Oddly enough, those of us involved in the campaign to defeat Proposition 82
are relieved that Rob Reiner’s resignation from First Five will help bring
an end to the distraction associated with the controversy. It’s time to
bring some much-needed focus on the many flaws of the measure itself.
While Reiner-gate was dominating the headlines, our campaign continued to
work diligently to educate constituencies throughout the state regarding the
many policy flaws of this initiative. Our impressive coalition of groups and
individuals underscores that the more voters learn about Proposition 82, the
less they like it.
We’ve known since the beginning that Proposition 82 is eminently defeatable.
Once they get beyond the feel-good rhetoric of “preschool for all” and focus
on the facts, this measure hardly aligns with the priorities of voters.
Voters understand that this is not a question about whether preschool is
good or bad. Rather, it’s a question about whether Proposition 82 is the
At a time when California has many other pressing needs, like failing K-12
schools, a chronic budget deficit, skyrocketing home prices, and roads,
levees, health care, and public-safety services in need of funding and
reform, now is not the time to create a massive new preschool bureaucracy at
a cost of $2.4 billion annually, just to increase preschool enrollment by a
mere 5 percent.
Even those who have no problem taxing higher earners see Proposition 82 as a
wasteful new program and a misdirection of limited resources.
Approximately 65 percent of four year olds already attend preschool,
according to the nonpartisan Legislative Analyst’s Office (LAO). Proposition
82 supporters admit this measure will only increase enrollment to 70
The LAO also says this program will spend as much as $8,000 per student for
a part-time, three-hour-per-day program. That’s almost as much as we
currently spend for full-day instruction for K-12 students. And Proposition
82 imposes the same one-size-fits-all, top-down approach to the new
preschool bureaucracy that currently is plaguing our K-12 system.
Further, there is no guarantee that the program won’t cost more than
anticipated. When was the last time a government-run program was managed
“under” budget? If the program costs more, Proposition 82 gives the
Legislature the authority to impose a “parent tax” on all participating
Many of us support efforts to expand preschool opportunities, but believe we
must target those efforts to help children most in need. On this front,
Proposition 82 fails completely.
According to an analysis by former Legislative Analyst William Hamm, only
8.4 percent of funding from the new program will go to enroll “high risk”
kids in preschool who otherwise wouldn’t have gone. This, despite the fact
that all of the academic evidence–including a study by the RAND Corp.
frequently cited by Proposition 82 proponents–shows that lower-income,
minority children benefit most from preschool.
But rather than focus on those high-needs children in order to close
achievement gaps, Proposition 82’s “universal” approach actually could
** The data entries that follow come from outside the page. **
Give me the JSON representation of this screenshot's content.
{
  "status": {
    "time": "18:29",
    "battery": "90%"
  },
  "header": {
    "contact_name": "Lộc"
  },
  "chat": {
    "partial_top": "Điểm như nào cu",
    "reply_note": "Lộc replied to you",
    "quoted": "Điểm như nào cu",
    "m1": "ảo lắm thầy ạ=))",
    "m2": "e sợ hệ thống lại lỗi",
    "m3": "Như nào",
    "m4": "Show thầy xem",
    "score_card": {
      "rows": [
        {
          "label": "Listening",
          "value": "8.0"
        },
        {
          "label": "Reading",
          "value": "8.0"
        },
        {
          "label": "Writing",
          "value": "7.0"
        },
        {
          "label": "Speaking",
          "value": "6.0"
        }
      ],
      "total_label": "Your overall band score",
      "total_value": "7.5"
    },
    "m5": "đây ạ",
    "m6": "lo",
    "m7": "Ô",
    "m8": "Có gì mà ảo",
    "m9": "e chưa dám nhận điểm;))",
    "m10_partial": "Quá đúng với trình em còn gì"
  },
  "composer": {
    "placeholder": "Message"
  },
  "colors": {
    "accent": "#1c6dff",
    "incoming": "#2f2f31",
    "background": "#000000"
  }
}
expand achievement gaps by perpetuating the failures of our K-12
system–where the best teachers, facilities and resources go to more affluent
In studying Proposition 82, Hamm also found the measure would significantly
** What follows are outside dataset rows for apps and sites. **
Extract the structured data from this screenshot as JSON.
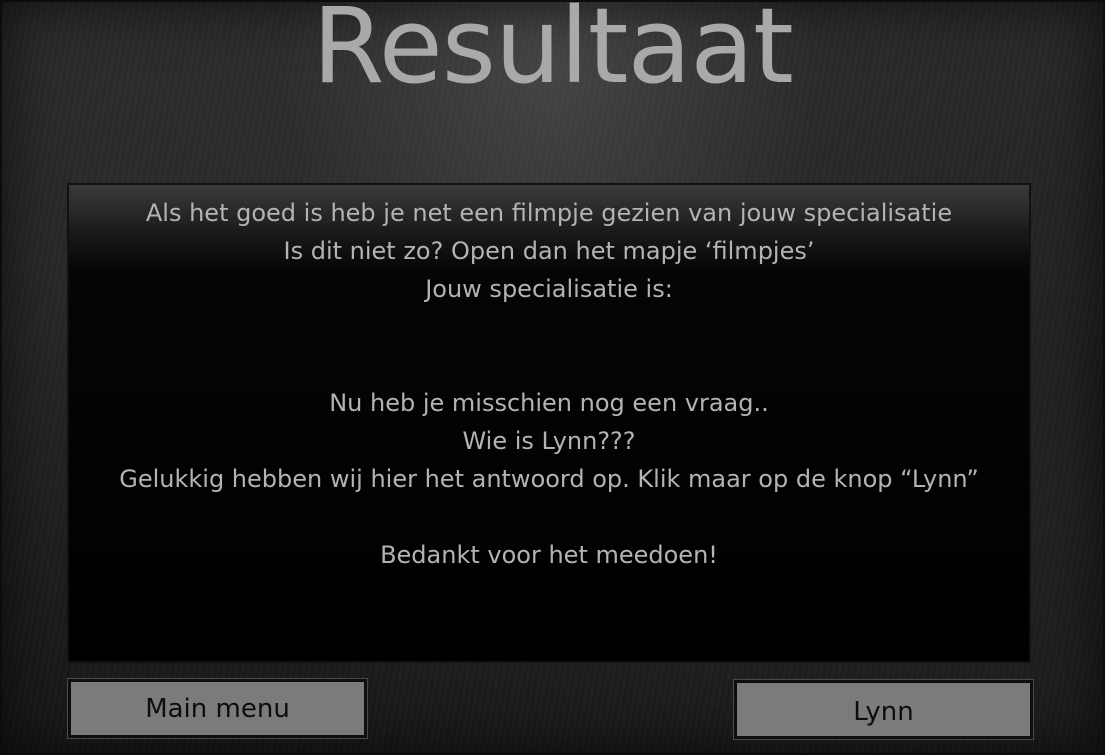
{
  "page": {
    "title": "Resultaat"
  },
  "panel": {
    "line1": "Als het goed is heb je net een filmpje gezien van jouw specialisatie",
    "line2": "Is dit niet zo? Open dan het mapje ‘filmpjes’",
    "line3": "Jouw specialisatie is:",
    "line4": "Nu heb je misschien nog een vraag..",
    "line5": "Wie is Lynn???",
    "line6": "Gelukkig hebben wij hier het antwoord op. Klik maar op de knop “Lynn”",
    "line7": "Bedankt voor het meedoen!"
  },
  "buttons": {
    "main_menu": "Main menu",
    "lynn": "Lynn"
  },
  "colors": {
    "background": "#1e1e1e",
    "title": "#a9a9a9",
    "panel": "#000000",
    "panel_text": "#b3b3b3",
    "button_fill": "#7b7b7b",
    "button_text": "#0d0d0d"
  }
}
erode General Fund revenues by more than $4 billion in the first five years
alone. That’s because rather than just absorb an 18 percent tax increase,
the targeted taxpayers are likely to change their investment behavior to
reduce taxable income. This includes completely legal steps like changing
from taxable stocks to tax-free bonds or deferring compensation to a later
These aren’t doomsday predictions. Hamm predicts a moderate 2 to 5 percent
reduction in reportable income. But because California’s finances are so
reliant on this class of earner, even that small reduction will drain the
state’s General Fund to the tune of more than $1 billion each and every year
Proposition 82 can best be summed up as good intentions wrapped in horrible
policy. That’s why state leaders like Senate President Pro Tem Don Perata
and Senator Tom Torlakson, both former educators, withdrew their
endorsements of Proposition 82, and also is why they were joined by former
Senate President Pro Tem John Burton, who called for a no vote in June.
We’re anxious to take our case to the voters. When we do, we’re confident
they’ll see beyond the false promises of Proposition 82, and defeat this
measure soundly at the polls.